→ TASK DETAILS
Your task is to filter the data below down to the lines holding "Export".

########################################

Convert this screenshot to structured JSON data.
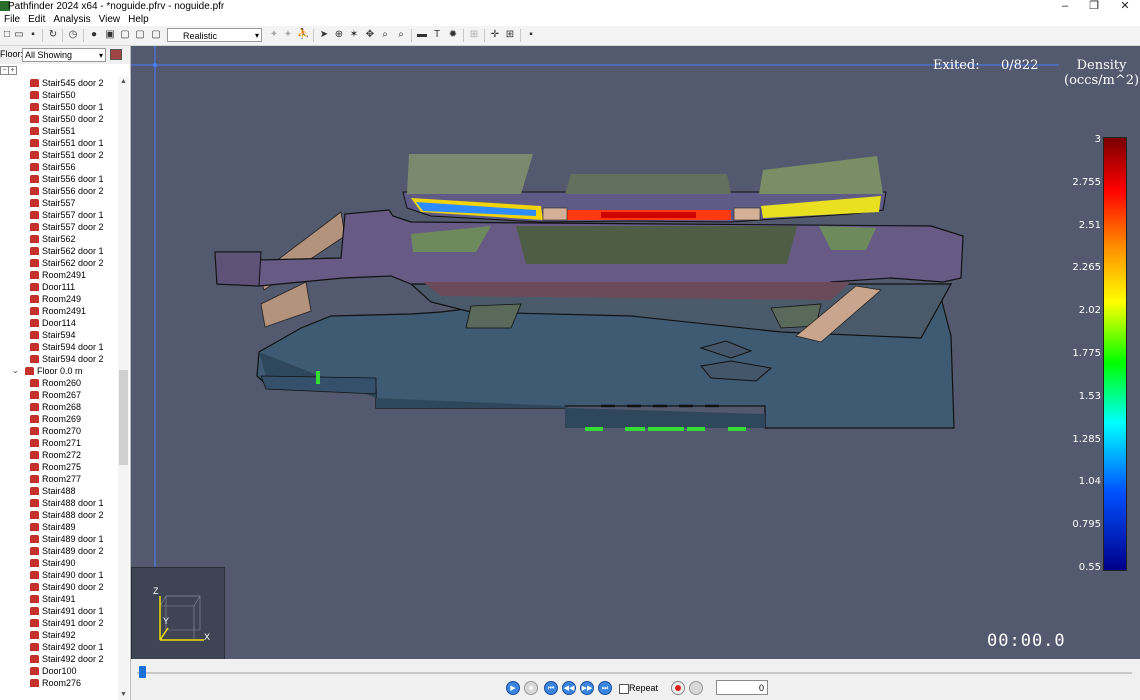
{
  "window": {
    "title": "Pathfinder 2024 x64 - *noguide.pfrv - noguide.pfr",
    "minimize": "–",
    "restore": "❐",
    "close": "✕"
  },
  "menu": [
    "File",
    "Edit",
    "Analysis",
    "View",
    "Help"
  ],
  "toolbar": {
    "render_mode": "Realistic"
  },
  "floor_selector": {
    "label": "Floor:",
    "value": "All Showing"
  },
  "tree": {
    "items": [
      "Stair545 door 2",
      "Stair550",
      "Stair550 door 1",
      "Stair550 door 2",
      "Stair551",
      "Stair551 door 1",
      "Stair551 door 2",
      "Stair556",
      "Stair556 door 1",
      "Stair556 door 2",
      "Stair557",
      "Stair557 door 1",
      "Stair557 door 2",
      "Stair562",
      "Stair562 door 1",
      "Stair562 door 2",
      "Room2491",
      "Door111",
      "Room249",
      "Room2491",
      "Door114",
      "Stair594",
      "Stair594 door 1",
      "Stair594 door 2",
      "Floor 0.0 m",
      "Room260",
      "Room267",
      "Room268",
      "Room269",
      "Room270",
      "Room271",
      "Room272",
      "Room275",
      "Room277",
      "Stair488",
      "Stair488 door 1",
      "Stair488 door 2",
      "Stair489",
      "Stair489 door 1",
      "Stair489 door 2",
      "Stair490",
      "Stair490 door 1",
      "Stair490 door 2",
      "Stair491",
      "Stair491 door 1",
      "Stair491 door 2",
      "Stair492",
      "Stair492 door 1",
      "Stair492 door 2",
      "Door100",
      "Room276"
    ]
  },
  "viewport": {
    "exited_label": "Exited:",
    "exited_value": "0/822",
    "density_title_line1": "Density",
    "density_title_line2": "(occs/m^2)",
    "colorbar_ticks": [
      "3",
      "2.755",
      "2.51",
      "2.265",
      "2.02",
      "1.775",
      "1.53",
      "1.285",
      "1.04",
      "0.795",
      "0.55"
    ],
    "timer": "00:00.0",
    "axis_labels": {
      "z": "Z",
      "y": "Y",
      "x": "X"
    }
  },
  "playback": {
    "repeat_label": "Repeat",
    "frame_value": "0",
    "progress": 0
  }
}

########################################

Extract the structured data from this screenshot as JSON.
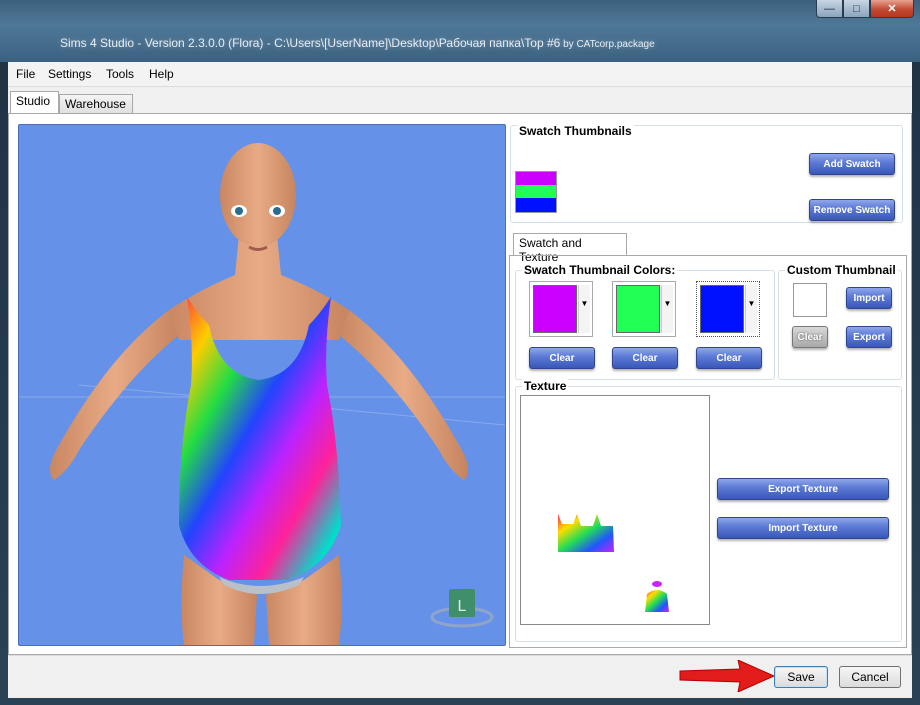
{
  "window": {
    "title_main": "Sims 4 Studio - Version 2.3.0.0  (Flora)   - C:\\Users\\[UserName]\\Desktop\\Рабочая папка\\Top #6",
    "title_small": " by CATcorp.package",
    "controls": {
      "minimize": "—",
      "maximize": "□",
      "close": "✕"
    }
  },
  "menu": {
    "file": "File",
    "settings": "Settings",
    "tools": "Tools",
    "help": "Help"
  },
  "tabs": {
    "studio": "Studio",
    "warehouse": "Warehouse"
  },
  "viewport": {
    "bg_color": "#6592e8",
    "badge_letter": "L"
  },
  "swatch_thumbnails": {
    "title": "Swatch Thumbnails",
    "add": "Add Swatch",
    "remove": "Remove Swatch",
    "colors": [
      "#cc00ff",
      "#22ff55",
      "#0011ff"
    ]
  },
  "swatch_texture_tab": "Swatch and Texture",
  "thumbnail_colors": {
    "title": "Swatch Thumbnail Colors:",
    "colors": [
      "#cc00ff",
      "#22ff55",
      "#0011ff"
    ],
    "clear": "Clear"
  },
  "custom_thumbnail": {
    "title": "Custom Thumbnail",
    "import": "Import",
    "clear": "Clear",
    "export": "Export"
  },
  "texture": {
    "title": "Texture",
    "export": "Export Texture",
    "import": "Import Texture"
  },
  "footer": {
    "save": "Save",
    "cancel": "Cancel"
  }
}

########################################

→ ANSWER FOR THIS EXERCISE
    "export": "Export"
    "export": "Export Texture",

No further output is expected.